Try these cocktails
The Bellevue-Stratford Hotel, a landmark building, stands proudly at the corner of Broad and Walnut in Philadelphia. The Bellevue, once one of the grandest hotels, a place to see and be seen, a destination of quality and luxury, is now merely a shadow of it’s former self. The grandeur of the Bellevue didn’t last, and even with the restoration effort of the 1970s and 80s, it remains little more than an historic building, but what a building it is. Yes, the beautiful and famous building is still one of Philadelphia’s treasured hotels, known for many things including an important part in the history of the now classic Clover Club cocktail.

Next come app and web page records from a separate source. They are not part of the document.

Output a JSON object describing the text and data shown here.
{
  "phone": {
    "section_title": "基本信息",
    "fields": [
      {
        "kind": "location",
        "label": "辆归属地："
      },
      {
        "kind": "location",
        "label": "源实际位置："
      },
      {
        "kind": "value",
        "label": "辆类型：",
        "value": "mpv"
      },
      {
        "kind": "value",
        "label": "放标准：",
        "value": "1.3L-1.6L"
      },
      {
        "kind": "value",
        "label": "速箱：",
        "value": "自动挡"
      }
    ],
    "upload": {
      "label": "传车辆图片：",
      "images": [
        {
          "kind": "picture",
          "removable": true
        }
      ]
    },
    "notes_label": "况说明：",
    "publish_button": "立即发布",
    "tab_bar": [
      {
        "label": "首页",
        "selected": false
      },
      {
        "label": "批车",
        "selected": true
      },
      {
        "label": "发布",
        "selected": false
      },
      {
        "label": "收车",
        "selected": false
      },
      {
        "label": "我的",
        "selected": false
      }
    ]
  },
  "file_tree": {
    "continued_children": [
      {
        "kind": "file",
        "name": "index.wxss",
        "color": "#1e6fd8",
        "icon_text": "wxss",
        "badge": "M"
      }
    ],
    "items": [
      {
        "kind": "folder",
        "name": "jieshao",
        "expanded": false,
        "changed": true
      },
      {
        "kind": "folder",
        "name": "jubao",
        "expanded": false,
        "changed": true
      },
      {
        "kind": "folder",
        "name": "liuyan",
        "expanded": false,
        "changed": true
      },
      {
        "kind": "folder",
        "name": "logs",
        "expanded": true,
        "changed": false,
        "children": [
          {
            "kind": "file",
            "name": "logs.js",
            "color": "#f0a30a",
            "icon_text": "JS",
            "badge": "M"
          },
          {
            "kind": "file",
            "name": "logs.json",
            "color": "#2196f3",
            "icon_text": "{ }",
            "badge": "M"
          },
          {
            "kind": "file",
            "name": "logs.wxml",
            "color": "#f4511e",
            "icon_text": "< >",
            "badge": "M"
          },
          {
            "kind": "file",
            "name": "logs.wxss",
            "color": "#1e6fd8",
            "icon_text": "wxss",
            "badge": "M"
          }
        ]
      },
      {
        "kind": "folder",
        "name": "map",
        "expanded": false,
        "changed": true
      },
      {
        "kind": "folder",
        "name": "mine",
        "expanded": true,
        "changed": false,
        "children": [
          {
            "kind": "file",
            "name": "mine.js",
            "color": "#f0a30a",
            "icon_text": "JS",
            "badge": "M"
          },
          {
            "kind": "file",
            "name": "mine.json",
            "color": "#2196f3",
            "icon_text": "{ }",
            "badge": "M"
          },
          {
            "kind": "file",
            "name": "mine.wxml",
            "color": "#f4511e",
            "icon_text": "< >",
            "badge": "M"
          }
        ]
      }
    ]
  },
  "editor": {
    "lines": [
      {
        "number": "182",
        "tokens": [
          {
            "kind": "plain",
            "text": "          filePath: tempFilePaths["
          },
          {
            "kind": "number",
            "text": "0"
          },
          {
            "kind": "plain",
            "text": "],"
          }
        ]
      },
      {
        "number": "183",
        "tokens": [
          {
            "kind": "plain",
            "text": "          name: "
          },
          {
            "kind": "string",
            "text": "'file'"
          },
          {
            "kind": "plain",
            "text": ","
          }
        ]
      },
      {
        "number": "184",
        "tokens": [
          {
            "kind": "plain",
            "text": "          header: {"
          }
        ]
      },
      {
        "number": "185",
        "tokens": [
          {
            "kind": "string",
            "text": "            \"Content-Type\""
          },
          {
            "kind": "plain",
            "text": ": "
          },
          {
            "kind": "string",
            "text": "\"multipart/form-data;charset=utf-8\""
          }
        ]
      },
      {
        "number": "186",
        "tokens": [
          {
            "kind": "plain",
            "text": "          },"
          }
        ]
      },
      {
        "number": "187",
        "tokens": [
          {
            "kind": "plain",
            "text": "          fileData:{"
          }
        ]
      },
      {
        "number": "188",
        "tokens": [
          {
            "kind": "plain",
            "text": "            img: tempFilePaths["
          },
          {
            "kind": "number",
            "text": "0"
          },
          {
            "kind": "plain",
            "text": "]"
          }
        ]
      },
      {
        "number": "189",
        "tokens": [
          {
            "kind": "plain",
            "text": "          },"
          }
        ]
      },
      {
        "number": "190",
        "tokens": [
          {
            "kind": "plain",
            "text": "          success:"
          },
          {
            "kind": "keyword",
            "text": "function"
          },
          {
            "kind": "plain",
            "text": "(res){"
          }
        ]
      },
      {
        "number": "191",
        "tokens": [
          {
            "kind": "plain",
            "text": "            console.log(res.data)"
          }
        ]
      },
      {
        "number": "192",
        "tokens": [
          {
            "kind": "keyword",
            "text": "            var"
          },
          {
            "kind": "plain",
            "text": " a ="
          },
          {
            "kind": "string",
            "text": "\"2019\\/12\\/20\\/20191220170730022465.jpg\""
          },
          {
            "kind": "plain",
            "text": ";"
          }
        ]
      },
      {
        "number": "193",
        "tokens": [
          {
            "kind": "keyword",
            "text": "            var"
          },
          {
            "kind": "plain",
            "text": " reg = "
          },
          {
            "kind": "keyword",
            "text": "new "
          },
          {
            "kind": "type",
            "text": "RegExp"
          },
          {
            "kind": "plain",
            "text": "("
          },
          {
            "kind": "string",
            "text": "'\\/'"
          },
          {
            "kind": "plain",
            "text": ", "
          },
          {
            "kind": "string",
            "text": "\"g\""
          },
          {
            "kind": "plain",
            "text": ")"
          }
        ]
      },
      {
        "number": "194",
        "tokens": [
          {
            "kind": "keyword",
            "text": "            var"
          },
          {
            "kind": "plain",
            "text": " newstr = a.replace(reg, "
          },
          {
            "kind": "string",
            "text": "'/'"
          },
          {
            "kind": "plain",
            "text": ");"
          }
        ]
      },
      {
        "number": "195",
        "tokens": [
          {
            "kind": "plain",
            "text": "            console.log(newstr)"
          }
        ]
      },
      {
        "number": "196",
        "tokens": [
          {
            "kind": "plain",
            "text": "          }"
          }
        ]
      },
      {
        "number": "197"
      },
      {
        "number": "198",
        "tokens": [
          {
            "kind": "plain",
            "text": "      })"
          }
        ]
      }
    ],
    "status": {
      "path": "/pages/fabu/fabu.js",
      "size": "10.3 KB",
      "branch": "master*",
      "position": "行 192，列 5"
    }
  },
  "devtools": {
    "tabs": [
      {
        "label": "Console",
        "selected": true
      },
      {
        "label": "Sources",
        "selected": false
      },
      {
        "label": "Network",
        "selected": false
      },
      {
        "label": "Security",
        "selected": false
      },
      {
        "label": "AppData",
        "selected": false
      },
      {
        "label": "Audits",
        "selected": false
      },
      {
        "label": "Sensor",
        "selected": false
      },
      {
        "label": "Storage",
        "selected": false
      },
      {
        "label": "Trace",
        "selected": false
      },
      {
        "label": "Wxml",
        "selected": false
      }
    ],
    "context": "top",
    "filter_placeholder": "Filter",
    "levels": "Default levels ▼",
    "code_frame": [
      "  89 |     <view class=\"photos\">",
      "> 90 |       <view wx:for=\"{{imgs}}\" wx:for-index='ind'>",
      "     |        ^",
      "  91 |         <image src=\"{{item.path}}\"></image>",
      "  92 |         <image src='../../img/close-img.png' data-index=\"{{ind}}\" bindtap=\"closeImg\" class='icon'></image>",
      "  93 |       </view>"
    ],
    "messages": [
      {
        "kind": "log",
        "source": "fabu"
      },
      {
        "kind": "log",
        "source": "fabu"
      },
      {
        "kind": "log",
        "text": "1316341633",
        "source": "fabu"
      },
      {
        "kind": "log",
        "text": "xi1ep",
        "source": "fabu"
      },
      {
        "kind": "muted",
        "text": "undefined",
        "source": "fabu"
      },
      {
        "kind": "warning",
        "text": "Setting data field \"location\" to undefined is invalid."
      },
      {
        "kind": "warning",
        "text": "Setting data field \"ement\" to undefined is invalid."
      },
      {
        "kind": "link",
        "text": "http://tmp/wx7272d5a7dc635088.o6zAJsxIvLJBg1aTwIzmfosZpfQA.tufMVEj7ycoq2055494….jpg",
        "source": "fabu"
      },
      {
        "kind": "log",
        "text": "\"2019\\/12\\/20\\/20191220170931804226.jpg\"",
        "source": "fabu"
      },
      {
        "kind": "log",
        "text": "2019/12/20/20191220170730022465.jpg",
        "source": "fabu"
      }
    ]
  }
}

During the hotel’s glory days, you could find all manner of guests, some overnight patrons, others regulars who would attend various affairs, and social clubs, who would use the facilities for regular meetings. In the days before prohibition, there met a select group of journalists called the Clover Club. Beginning in 1882, the Clover Club met every month, and, by 1910 the Clover Club cocktail, named for the stalwart group, first appears in print. Given such a rich history, it would seem expectations are a bit elevated for this particular drink.
The final result, a cocktail named for that exclusive Philadelphia social club, doesn’t disappoint. The Clover Club does require some preparation, raspberry syrup is a key ingredient, but it’s not hard to prepare, and results in a beverage that’s nice and smooth from the egg white and as tasty as a raspberry smoothie. Without all the annoying seeds, of course.
Gin, lemon, raspberry syrup, and egg white. That’s it. Over the years vermouth was added to the ingredients, but we find it unnecessary. Interesting, yes, but not really needed in this classic sour. We do, however, recommend a nice dry gin. The Walter Collective is a good choice here. It’s dry, it’s focused, yes, you get a strong sense of the juniper, but, unlike the classic London dry, it’s not as sharp, adding a bit more dimension, softening the edge and finishing, as many American gins do, with citrus and spice, but in a good way that invites you back for more. Perfect for us, we prefer assertive gin in a sour, and matched with house made raspberry syrup and lemon, well, we like it very much.
The original Clover Club may be long gone, and the fancy hotel may have lost it’s luster, but it still stands at the corner of Broad and Market, and the cocktail named for one of the Bellevue’s regular groups is still served, and enjoyed by many, even if they’ve never heard of the original social club. The best part is you can give it a try without having to travel to Philly.
Raspberry simple syrup
1 pint raspberries
1 cup sugar
1 cup water
Place the ingredients in a pan and bring to a near boil. Remove from heat and let sit for 4 minutes. Strain the berries and let cool. Store in the refrigerator for up to 2 weeks.
Clover Club Cocktail
1 1/2 oz The Walter Collective Gin
1/2 oz Lemon juice
1/2 oz House made raspberry simple syrup
1 egg white (use a small or medium egg)
Shake with ice, then strain and shake again without ice. We prefer the reverse dry shake, because shaking with ice first makes the shaker cold, and it will seal better if you dry shake after, rather than before. Serve up, and garnish with fresh raspberries.